[Working data — start]

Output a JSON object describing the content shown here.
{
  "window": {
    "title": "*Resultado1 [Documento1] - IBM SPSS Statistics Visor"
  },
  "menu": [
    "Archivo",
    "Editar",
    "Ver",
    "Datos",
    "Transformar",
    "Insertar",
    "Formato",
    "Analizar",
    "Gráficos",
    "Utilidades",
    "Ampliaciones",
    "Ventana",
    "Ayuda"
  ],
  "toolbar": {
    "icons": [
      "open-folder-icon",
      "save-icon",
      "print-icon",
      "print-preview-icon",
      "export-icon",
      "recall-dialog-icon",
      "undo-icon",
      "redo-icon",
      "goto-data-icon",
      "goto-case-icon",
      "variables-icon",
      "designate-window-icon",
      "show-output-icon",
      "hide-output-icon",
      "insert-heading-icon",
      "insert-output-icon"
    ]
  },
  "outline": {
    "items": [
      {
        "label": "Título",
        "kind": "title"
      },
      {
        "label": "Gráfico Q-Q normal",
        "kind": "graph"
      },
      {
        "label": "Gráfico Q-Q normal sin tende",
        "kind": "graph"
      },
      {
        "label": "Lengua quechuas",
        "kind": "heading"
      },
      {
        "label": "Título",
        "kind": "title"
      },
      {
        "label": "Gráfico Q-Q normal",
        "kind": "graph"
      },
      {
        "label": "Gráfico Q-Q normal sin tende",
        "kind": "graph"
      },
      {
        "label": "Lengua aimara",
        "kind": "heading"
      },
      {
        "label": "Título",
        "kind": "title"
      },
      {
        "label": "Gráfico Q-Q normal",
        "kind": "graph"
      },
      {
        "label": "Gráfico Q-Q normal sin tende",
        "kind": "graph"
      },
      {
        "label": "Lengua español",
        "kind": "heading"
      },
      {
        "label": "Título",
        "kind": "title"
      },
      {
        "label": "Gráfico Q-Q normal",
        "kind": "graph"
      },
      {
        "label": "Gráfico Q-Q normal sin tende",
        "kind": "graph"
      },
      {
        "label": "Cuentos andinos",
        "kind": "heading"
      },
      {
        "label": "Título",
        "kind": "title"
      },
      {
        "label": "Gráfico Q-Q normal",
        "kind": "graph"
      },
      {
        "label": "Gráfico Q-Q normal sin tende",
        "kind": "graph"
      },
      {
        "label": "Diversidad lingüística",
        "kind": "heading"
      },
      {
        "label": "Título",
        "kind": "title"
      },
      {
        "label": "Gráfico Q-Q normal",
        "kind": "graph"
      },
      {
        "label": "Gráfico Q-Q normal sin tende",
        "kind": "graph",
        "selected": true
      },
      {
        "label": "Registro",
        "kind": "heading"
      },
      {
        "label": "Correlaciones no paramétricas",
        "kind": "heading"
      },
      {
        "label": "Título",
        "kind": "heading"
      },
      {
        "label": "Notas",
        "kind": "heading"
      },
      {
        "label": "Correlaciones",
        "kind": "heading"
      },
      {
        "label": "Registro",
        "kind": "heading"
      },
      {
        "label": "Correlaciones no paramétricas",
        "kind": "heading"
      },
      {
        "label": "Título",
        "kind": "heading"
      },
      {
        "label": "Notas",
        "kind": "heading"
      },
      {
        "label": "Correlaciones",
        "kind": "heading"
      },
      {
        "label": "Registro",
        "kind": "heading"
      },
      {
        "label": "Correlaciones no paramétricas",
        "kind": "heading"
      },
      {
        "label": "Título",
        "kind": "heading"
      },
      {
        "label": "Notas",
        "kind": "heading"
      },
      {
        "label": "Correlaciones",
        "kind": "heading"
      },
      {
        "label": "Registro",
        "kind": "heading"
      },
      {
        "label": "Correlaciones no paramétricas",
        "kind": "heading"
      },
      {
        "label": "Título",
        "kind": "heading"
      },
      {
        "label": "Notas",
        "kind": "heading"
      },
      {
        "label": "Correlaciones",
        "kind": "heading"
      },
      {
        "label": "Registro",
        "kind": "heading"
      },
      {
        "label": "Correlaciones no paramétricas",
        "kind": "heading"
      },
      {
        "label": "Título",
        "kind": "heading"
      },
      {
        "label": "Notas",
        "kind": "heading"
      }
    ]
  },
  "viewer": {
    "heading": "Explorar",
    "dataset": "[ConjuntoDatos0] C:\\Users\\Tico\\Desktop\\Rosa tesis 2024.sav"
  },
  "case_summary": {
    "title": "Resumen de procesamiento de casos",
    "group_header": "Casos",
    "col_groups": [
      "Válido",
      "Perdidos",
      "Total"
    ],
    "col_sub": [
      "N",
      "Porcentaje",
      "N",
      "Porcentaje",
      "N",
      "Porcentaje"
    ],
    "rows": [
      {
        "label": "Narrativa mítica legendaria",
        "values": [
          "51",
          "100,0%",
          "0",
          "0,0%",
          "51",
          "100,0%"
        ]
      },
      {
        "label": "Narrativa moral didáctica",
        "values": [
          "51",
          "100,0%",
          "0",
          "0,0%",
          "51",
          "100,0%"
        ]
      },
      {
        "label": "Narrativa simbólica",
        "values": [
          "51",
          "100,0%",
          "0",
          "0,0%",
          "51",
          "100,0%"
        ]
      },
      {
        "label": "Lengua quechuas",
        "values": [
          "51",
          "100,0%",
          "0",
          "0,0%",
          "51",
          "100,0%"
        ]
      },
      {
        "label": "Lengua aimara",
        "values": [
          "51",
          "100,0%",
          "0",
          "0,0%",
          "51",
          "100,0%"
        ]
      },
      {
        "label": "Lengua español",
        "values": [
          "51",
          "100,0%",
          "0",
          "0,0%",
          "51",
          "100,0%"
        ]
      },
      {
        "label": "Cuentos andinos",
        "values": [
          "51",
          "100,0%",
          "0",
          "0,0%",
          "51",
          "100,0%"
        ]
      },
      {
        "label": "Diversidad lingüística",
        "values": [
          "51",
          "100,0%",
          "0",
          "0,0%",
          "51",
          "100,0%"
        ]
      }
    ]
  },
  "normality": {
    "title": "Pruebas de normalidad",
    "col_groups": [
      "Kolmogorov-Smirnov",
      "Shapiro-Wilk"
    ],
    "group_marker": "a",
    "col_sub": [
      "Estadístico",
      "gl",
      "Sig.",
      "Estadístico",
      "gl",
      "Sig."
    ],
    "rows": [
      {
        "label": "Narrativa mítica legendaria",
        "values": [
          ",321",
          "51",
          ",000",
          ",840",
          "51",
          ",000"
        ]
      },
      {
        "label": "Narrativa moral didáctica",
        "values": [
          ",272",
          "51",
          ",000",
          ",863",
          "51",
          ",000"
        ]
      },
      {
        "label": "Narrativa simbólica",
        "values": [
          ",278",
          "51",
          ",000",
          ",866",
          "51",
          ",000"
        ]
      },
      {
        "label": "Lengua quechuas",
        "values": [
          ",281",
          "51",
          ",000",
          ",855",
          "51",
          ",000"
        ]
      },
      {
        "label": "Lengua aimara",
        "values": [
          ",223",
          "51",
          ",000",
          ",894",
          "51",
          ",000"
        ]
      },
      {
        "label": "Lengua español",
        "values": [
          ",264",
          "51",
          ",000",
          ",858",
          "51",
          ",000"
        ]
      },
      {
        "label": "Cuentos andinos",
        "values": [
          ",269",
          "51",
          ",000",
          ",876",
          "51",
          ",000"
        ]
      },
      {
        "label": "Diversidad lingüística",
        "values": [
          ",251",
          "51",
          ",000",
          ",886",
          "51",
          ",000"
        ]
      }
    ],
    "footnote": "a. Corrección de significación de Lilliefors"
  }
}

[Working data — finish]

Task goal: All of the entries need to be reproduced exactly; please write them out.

Solution to this task:
Output a JSON object describing the content shown here.
{
  "window": {
    "title": "*Resultado1 [Documento1] - IBM SPSS Statistics Visor"
  },
  "menu": [
    "Archivo",
    "Editar",
    "Ver",
    "Datos",
    "Transformar",
    "Insertar",
    "Formato",
    "Analizar",
    "Gráficos",
    "Utilidades",
    "Ampliaciones",
    "Ventana",
    "Ayuda"
  ],
  "toolbar": {
    "icons": [
      "open-folder-icon",
      "save-icon",
      "print-icon",
      "print-preview-icon",
      "export-icon",
      "recall-dialog-icon",
      "undo-icon",
      "redo-icon",
      "goto-data-icon",
      "goto-case-icon",
      "variables-icon",
      "designate-window-icon",
      "show-output-icon",
      "hide-output-icon",
      "insert-heading-icon",
      "insert-output-icon"
    ]
  },
  "outline": {
    "items": [
      {
        "label": "Título",
        "kind": "title"
      },
      {
        "label": "Gráfico Q-Q normal",
        "kind": "graph"
      },
      {
        "label": "Gráfico Q-Q normal sin tende",
        "kind": "graph"
      },
      {
        "label": "Lengua quechuas",
        "kind": "heading"
      },
      {
        "label": "Título",
        "kind": "title"
      },
      {
        "label": "Gráfico Q-Q normal",
        "kind": "graph"
      },
      {
        "label": "Gráfico Q-Q normal sin tende",
        "kind": "graph"
      },
      {
        "label": "Lengua aimara",
        "kind": "heading"
      },
      {
        "label": "Título",
        "kind": "title"
      },
      {
        "label": "Gráfico Q-Q normal",
        "kind": "graph"
      },
      {
        "label": "Gráfico Q-Q normal sin tende",
        "kind": "graph"
      },
      {
        "label": "Lengua español",
        "kind": "heading"
      },
      {
        "label": "Título",
        "kind": "title"
      },
      {
        "label": "Gráfico Q-Q normal",
        "kind": "graph"
      },
      {
        "label": "Gráfico Q-Q normal sin tende",
        "kind": "graph"
      },
      {
        "label": "Cuentos andinos",
        "kind": "heading"
      },
      {
        "label": "Título",
        "kind": "title"
      },
      {
        "label": "Gráfico Q-Q normal",
        "kind": "graph"
      },
      {
        "label": "Gráfico Q-Q normal sin tende",
        "kind": "graph"
      },
      {
        "label": "Diversidad lingüística",
        "kind": "heading"
      },
      {
        "label": "Título",
        "kind": "title"
      },
      {
        "label": "Gráfico Q-Q normal",
        "kind": "graph"
      },
      {
        "label": "Gráfico Q-Q normal sin tende",
        "kind": "graph",
        "selected": true
      },
      {
        "label": "Registro",
        "kind": "heading"
      },
      {
        "label": "Correlaciones no paramétricas",
        "kind": "heading"
      },
      {
        "label": "Título",
        "kind": "heading"
      },
      {
        "label": "Notas",
        "kind": "heading"
      },
      {
        "label": "Correlaciones",
        "kind": "heading"
      },
      {
        "label": "Registro",
        "kind": "heading"
      },
      {
        "label": "Correlaciones no paramétricas",
        "kind": "heading"
      },
      {
        "label": "Título",
        "kind": "heading"
      },
      {
        "label": "Notas",
        "kind": "heading"
      },
      {
        "label": "Correlaciones",
        "kind": "heading"
      },
      {
        "label": "Registro",
        "kind": "heading"
      },
      {
        "label": "Correlaciones no paramétricas",
        "kind": "heading"
      },
      {
        "label": "Título",
        "kind": "heading"
      },
      {
        "label": "Notas",
        "kind": "heading"
      },
      {
        "label": "Correlaciones",
        "kind": "heading"
      },
      {
        "label": "Registro",
        "kind": "heading"
      },
      {
        "label": "Correlaciones no paramétricas",
        "kind": "heading"
      },
      {
        "label": "Título",
        "kind": "heading"
      },
      {
        "label": "Notas",
        "kind": "heading"
      },
      {
        "label": "Correlaciones",
        "kind": "heading"
      },
      {
        "label": "Registro",
        "kind": "heading"
      },
      {
        "label": "Correlaciones no paramétricas",
        "kind": "heading"
      },
      {
        "label": "Título",
        "kind": "heading"
      },
      {
        "label": "Notas",
        "kind": "heading"
      }
    ]
  },
  "viewer": {
    "heading": "Explorar",
    "dataset": "[ConjuntoDatos0] C:\\Users\\Tico\\Desktop\\Rosa tesis 2024.sav"
  },
  "case_summary": {
    "title": "Resumen de procesamiento de casos",
    "group_header": "Casos",
    "col_groups": [
      "Válido",
      "Perdidos",
      "Total"
    ],
    "col_sub": [
      "N",
      "Porcentaje",
      "N",
      "Porcentaje",
      "N",
      "Porcentaje"
    ],
    "rows": [
      {
        "label": "Narrativa mítica legendaria",
        "values": [
          "51",
          "100,0%",
          "0",
          "0,0%",
          "51",
          "100,0%"
        ]
      },
      {
        "label": "Narrativa moral didáctica",
        "values": [
          "51",
          "100,0%",
          "0",
          "0,0%",
          "51",
          "100,0%"
        ]
      },
      {
        "label": "Narrativa simbólica",
        "values": [
          "51",
          "100,0%",
          "0",
          "0,0%",
          "51",
          "100,0%"
        ]
      },
      {
        "label": "Lengua quechuas",
        "values": [
          "51",
          "100,0%",
          "0",
          "0,0%",
          "51",
          "100,0%"
        ]
      },
      {
        "label": "Lengua aimara",
        "values": [
          "51",
          "100,0%",
          "0",
          "0,0%",
          "51",
          "100,0%"
        ]
      },
      {
        "label": "Lengua español",
        "values": [
          "51",
          "100,0%",
          "0",
          "0,0%",
          "51",
          "100,0%"
        ]
      },
      {
        "label": "Cuentos andinos",
        "values": [
          "51",
          "100,0%",
          "0",
          "0,0%",
          "51",
          "100,0%"
        ]
      },
      {
        "label": "Diversidad lingüística",
        "values": [
          "51",
          "100,0%",
          "0",
          "0,0%",
          "51",
          "100,0%"
        ]
      }
    ]
  },
  "normality": {
    "title": "Pruebas de normalidad",
    "col_groups": [
      "Kolmogorov-Smirnov",
      "Shapiro-Wilk"
    ],
    "group_marker": "a",
    "col_sub": [
      "Estadístico",
      "gl",
      "Sig.",
      "Estadístico",
      "gl",
      "Sig."
    ],
    "rows": [
      {
        "label": "Narrativa mítica legendaria",
        "values": [
          ",321",
          "51",
          ",000",
          ",840",
          "51",
          ",000"
        ]
      },
      {
        "label": "Narrativa moral didáctica",
        "values": [
          ",272",
          "51",
          ",000",
          ",863",
          "51",
          ",000"
        ]
      },
      {
        "label": "Narrativa simbólica",
        "values": [
          ",278",
          "51",
          ",000",
          ",866",
          "51",
          ",000"
        ]
      },
      {
        "label": "Lengua quechuas",
        "values": [
          ",281",
          "51",
          ",000",
          ",855",
          "51",
          ",000"
        ]
      },
      {
        "label": "Lengua aimara",
        "values": [
          ",223",
          "51",
          ",000",
          ",894",
          "51",
          ",000"
        ]
      },
      {
        "label": "Lengua español",
        "values": [
          ",264",
          "51",
          ",000",
          ",858",
          "51",
          ",000"
        ]
      },
      {
        "label": "Cuentos andinos",
        "values": [
          ",269",
          "51",
          ",000",
          ",876",
          "51",
          ",000"
        ]
      },
      {
        "label": "Diversidad lingüística",
        "values": [
          ",251",
          "51",
          ",000",
          ",886",
          "51",
          ",000"
        ]
      }
    ],
    "footnote": "a. Corrección de significación de Lilliefors"
  }
}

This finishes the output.